Then I found chanceXchange, and kind of decided it was silly to reinvent the wheel. So I'm using that now.
It feels like it's in "beta" a little - navigation could be improved a bit, and there's not much "churn" on there - but the basics work. You sign up, choose your country, then list your stuff you don't want. When someone claims it, you send it off to them, and in exchange for postage costs, you get a credit when it arrives. Then you can use your credits to claim stuff off other people.
You can see my current list of things I'm giving away, or check out my profile here. There's a handy faq, too. Of course, you can always ask me to bring stuff to the pub, or sidestep the site but, uh, I liked the idea of spreading the Xchange word.
Of course, that doesn't do much to stop me buying more books. So far this year, I think I'm about even: one in, one out. 2 quid for coats. Got ID?
On to the fire-making.
Scribed at 10:40 pm
Sunday, February 03, 2008
A third undersea cable break means that Iran is currently out for the count, cut off like Luke Skywalker's light-saber-wielding hand. If you're following this, then you'll recall that Iran is currently both partying, and deploying a new Oil Marketplace.
Now, I'm not a conspiracy nut, but 3 cables being cut in less than a week? C'mon. Conflicting reports over how it happened? C'mon. Politics is everywhere. Politics Owns You. The Victorians built their politics on cables.
On the pro-paranoia horn-tooting front, it's good to see that my own theories about the attraction of nuclear power are backed up by national press. Namely, that nuclear energy is not a warfare threat, but a commodity, and therefore an economic threat. In short, creating nuclear fuel is a centralised process (as opposed to, say, wind or solar energy), which means it can be controlled more easily and, from there, sold more easily. Wars on nuclear powers are more akin to copy-protected music than to fighting the Bad Guys.
To tie all this together then, we have a) a falling, flailing dollar as the US's self-sufficiency comes to a rapid (but foretold) end, and b) a new marketplace opportunity, a re-discovery of an energy paradigm. The two are completely related, so chuck out those notions of coincidence. There is, in other words, a power gap.
Unfortunately, my sense of history is poor. I couldn't say whether the last Great War* was caused by a similar power gap, or whether it created one. Either way, political nature abhors a power vacuum, and so we stand on the edge of a New Struggle*. "A New Hope", if you're looking for a "positive" spin to put on it... The search for the new "fuelgold standard" is beginning. (Which fits nicely into other thoughts from this week, but I'll come back to them some time later.)
Whether a few scissor snips just delays the inevitable, or actively cancels it somehow, will be a matter of interest. (If I wanted Iran out of the way, I'd have made sure that "submarine" hit that cable quite a few times. Reversing and going over it again should work.)

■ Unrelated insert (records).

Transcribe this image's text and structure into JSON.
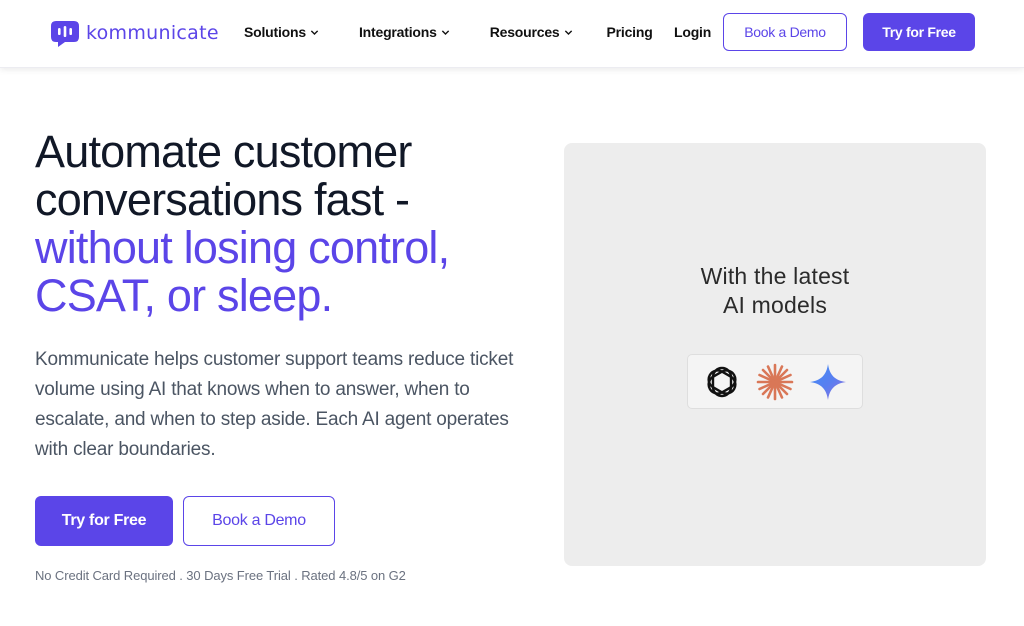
{
  "brand": {
    "name": "kommunicate",
    "color": "#5b45e8",
    "logo_icon": "chat-bubble-logo-icon"
  },
  "nav": {
    "items": [
      {
        "label": "Solutions",
        "has_dropdown": true
      },
      {
        "label": "Integrations",
        "has_dropdown": true
      },
      {
        "label": "Resources",
        "has_dropdown": true
      },
      {
        "label": "Pricing",
        "has_dropdown": false
      }
    ],
    "login_label": "Login",
    "book_demo_label": "Book a Demo",
    "try_free_label": "Try for Free"
  },
  "hero": {
    "title_line1": "Automate customer",
    "title_line2": "conversations fast -",
    "title_line3": "without losing control,",
    "title_line4": "CSAT, or sleep.",
    "description": "Kommunicate helps customer support teams reduce ticket volume using AI that knows when to answer, when to escalate, and when to step aside. Each AI agent operates with clear boundaries.",
    "primary_cta": "Try for Free",
    "secondary_cta": "Book a Demo",
    "fineprint": "No Credit Card Required . 30 Days Free Trial . Rated 4.8/5 on G2"
  },
  "panel": {
    "heading_line1": "With the latest",
    "heading_line2": "AI models",
    "models": [
      {
        "icon": "openai-icon",
        "color": "#111111"
      },
      {
        "icon": "claude-icon",
        "color": "#d97757"
      },
      {
        "icon": "gemini-icon",
        "color": "#4f7ef0"
      }
    ]
  },
  "colors": {
    "accent": "#5b45e8",
    "text_dark": "#111827",
    "text_muted": "#4b5563",
    "panel_bg": "#ededed"
  }
}
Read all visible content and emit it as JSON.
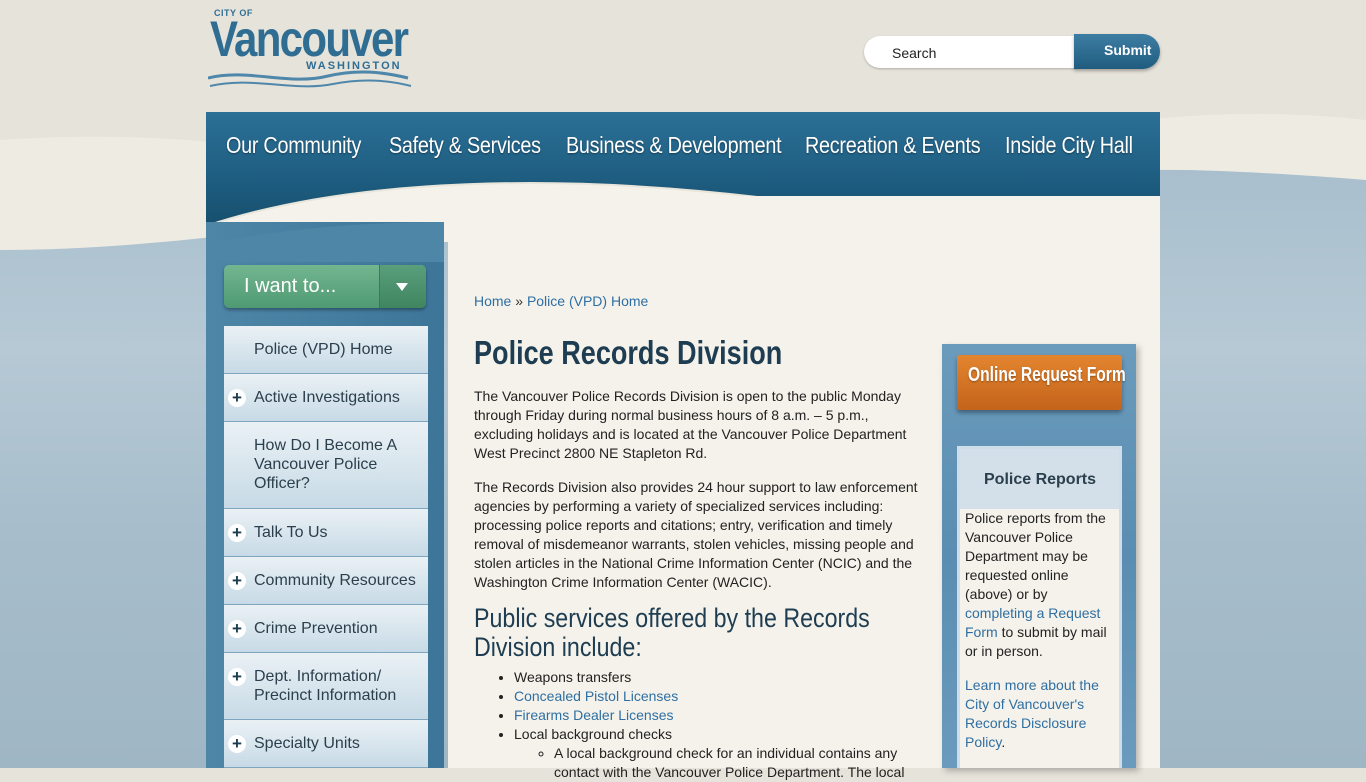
{
  "logo": {
    "city_of": "CITY OF",
    "name": "Vancouver",
    "state": "WASHINGTON"
  },
  "search": {
    "placeholder": "Search",
    "submit_label": "Submit"
  },
  "nav": [
    "Our Community",
    "Safety & Services",
    "Business & Development",
    "Recreation & Events",
    "Inside City Hall"
  ],
  "i_want_to": "I want to...",
  "sidebar": {
    "items": [
      {
        "label": "Police (VPD) Home",
        "expandable": false
      },
      {
        "label": "Active Investigations",
        "expandable": true
      },
      {
        "label": "How Do I Become A Vancouver Police Officer?",
        "expandable": false
      },
      {
        "label": "Talk To Us",
        "expandable": true
      },
      {
        "label": "Community Resources",
        "expandable": true
      },
      {
        "label": "Crime Prevention",
        "expandable": true
      },
      {
        "label": "Dept. Information/ Precinct Information",
        "expandable": true
      },
      {
        "label": "Specialty Units",
        "expandable": true
      }
    ],
    "expand_glyph": "+"
  },
  "breadcrumb": {
    "home": "Home",
    "separator": "»",
    "current": "Police (VPD) Home"
  },
  "main": {
    "title": "Police Records Division",
    "para1": "The Vancouver Police Records Division is open to the public Monday through Friday during normal business hours of 8 a.m. – 5 p.m., excluding holidays and is located at the Vancouver Police Department West Precinct 2800 NE Stapleton Rd.",
    "para2": "The Records Division also provides 24 hour support to law enforcement agencies by performing a variety of specialized services including: processing police reports and citations; entry, verification and timely removal of misdemeanor warrants, stolen vehicles, missing people and stolen articles in the National Crime Information Center (NCIC) and the Washington Crime Information Center (WACIC).",
    "services_heading": "Public services offered by the Records Division include:",
    "services": {
      "weapons": "Weapons transfers",
      "cpl": "Concealed Pistol Licenses",
      "dealer": "Firearms Dealer Licenses",
      "background": "Local background checks",
      "background_sub": "A local background check for an individual contains any contact with the Vancouver Police Department. The local"
    }
  },
  "side": {
    "online_request": "Online Request Form",
    "reports_title": "Police Reports",
    "reports_text_1": "Police reports from the Vancouver Police Department may be requested online (above) or by",
    "reports_link": "completing a Request Form",
    "reports_text_2": "to submit by mail or in person.",
    "records_policy_link": "Learn more about the City of Vancouver's Records Disclosure Policy",
    "records_policy_end": "."
  },
  "colors": {
    "nav_blue": "#1f5f83",
    "link_blue": "#2f6fa3",
    "heading_navy": "#1e3d52",
    "green_button": "#5fa882",
    "orange_button": "#d8762a",
    "content_bg": "#f4f2ea"
  }
}
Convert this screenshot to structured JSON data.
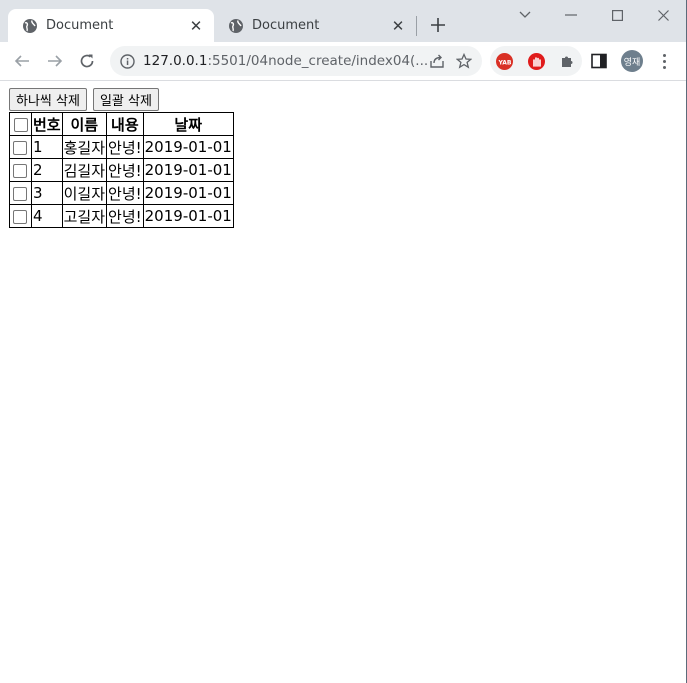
{
  "browser": {
    "tabs": [
      {
        "title": "Document",
        "active": true
      },
      {
        "title": "Document",
        "active": false
      }
    ],
    "url_host": "127.0.0.1",
    "url_rest": ":5501/04node_create/index04(...",
    "profile_initials": "영재",
    "extensions": [
      "yab-extension-icon",
      "adblock-hand-icon",
      "puzzle-extensions-icon"
    ]
  },
  "page": {
    "buttons": {
      "delete_one": "하나씩 삭제",
      "delete_all": "일괄 삭제"
    },
    "table": {
      "headers": [
        "번호",
        "이름",
        "내용",
        "날짜"
      ],
      "rows": [
        [
          "1",
          "홍길자",
          "안녕!",
          "2019-01-01"
        ],
        [
          "2",
          "김길자",
          "안녕!",
          "2019-01-01"
        ],
        [
          "3",
          "이길자",
          "안녕!",
          "2019-01-01"
        ],
        [
          "4",
          "고길자",
          "안녕!",
          "2019-01-01"
        ]
      ]
    }
  }
}
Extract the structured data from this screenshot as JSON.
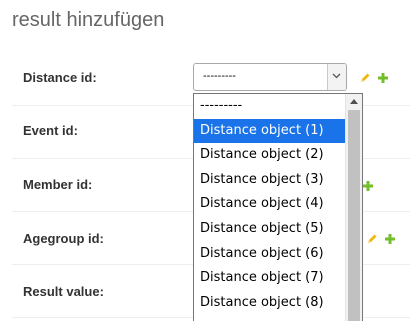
{
  "title": "result hinzufügen",
  "form": {
    "fields": [
      {
        "label": "Distance id:"
      },
      {
        "label": "Event id:"
      },
      {
        "label": "Member id:"
      },
      {
        "label": "Agegroup id:"
      },
      {
        "label": "Result value:"
      }
    ],
    "distance_select": {
      "value": "---------",
      "options": [
        "---------",
        "Distance object (1)",
        "Distance object (2)",
        "Distance object (3)",
        "Distance object (4)",
        "Distance object (5)",
        "Distance object (6)",
        "Distance object (7)",
        "Distance object (8)"
      ],
      "selected_index": 1
    }
  },
  "icons": {
    "edit": "pencil-icon",
    "add": "plus-icon",
    "dropdown": "chevron-down-icon",
    "scroll_up": "arrow-up-icon"
  },
  "colors": {
    "highlight": "#1a73e8",
    "add_icon": "#70bf2b",
    "edit_icon": "#efb80b"
  }
}
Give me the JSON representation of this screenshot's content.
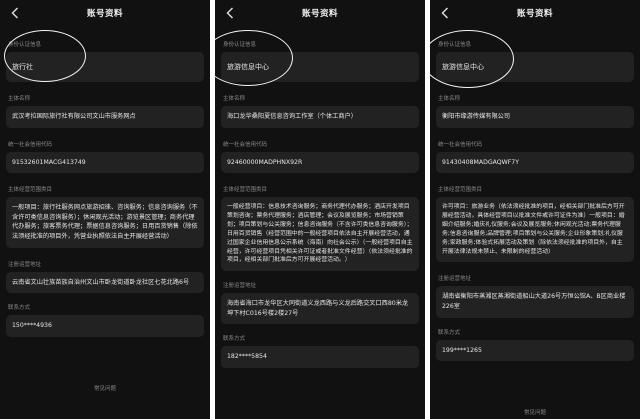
{
  "panels": [
    {
      "nav_title": "账号资料",
      "identity_label": "身份认证信息",
      "identity_value": "旅行社",
      "entity_label": "主体名称",
      "entity_value": "武汉考拉国际旅行社有限公司文山市服务网点",
      "credit_label": "统一社会信用代码",
      "credit_value": "91532601MACG413749",
      "scope_label": "主体经营范围类目",
      "scope_value": "一般项目：旅行社服务网点旅游招徕、咨询服务；信息咨询服务（不含许可类信息咨询服务）；休闲观光活动；游览景区管理；商务代理代办服务；旅客票务代理；票据信息咨询服务；日用百货销售（除依法须经批准的项目外，凭营业执照依法自主开展经营活动）",
      "address_label": "注册运营地址",
      "address_value": "云南省文山壮族苗族自治州文山市卧龙街道卧龙社区七花北路6号",
      "contact_label": "联系方式",
      "contact_value": "150****4936",
      "faq": "常见问题"
    },
    {
      "nav_title": "账号资料",
      "identity_label": "身份认证信息",
      "identity_value": "旅游信息中心",
      "entity_label": "主体名称",
      "entity_value": "海口龙华桑阳夏信息咨询工作室（个体工商户）",
      "credit_label": "统一社会信用代码",
      "credit_value": "92460000MADPHNX92R",
      "scope_label": "主体经营范围类目",
      "scope_value": "一般经营项目：信息技术咨询服务；商务代理代办服务；酒店开发项目策划咨询；票务代理服务；酒店管理；会议及展览服务；市场营销策划；项目策划与公关服务；信息咨询服务（不含许可类信息咨询服务）；日用百货销售（经营范围中的一般经营项目依法自主开展经营活动，通过国家企业信用信息公示系统（海南）向社会公示）（一般经营项目自主经营，许可经营项目凭相关许可证或者批准文件经营）（依法须经批准的项目，经相关部门批准后方可开展经营活动。）",
      "address_label": "注册运营地址",
      "address_value": "海南省海口市龙华区大同街道义龙西路与义龙后路交叉口西80米龙坤下村C016号楼2楼27号",
      "contact_label": "联系方式",
      "contact_value": "182****5854",
      "faq": ""
    },
    {
      "nav_title": "账号资料",
      "identity_label": "身份认证信息",
      "identity_value": "旅游信息中心",
      "entity_label": "主体名称",
      "entity_value": "衡阳市缘游传媒有限公司",
      "credit_label": "统一社会信用代码",
      "credit_value": "91430408MADGAQWF7Y",
      "scope_label": "主体经营范围类目",
      "scope_value": "许可项目：旅游业务（依法须经批准的项目，经相关部门批准后方可开展经营活动，具体经营项目以批准文件或许可证件为准）一般项目：婚姻介绍服务;婚庆礼仪服务;会议及展览服务;休闲观光活动;票务代理服务;信息咨询服务;品牌管理;项目策划与公关服务;企业形象策划;礼仪服务;家政服务;体验式拓展活动及策划（除依法须经批准的项目外，自主开展法律法规未禁止、未限制的经营活动）",
      "address_label": "注册运营地址",
      "address_value": "湖南省衡阳市蒸湘区蒸湘街道船山大道26号万恒公馆A、B区商业楼226室",
      "contact_label": "联系方式",
      "contact_value": "199****1265",
      "faq": "常见问题"
    }
  ],
  "colors": {
    "background": "#111111",
    "field_box": "#222222",
    "label": "#8a8a8a",
    "value": "#e8e8e8",
    "annotation": "#f5f5f5"
  },
  "icons": {
    "back": "chevron-left-icon"
  }
}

* I hate talking about the world in terms of war, especially "great" ones. But to understand the way the People In Charge think, this is the rhetoric we need to use. Depressing, isn't it?
Addendum: See also Mike Whitney's article over at Global Research.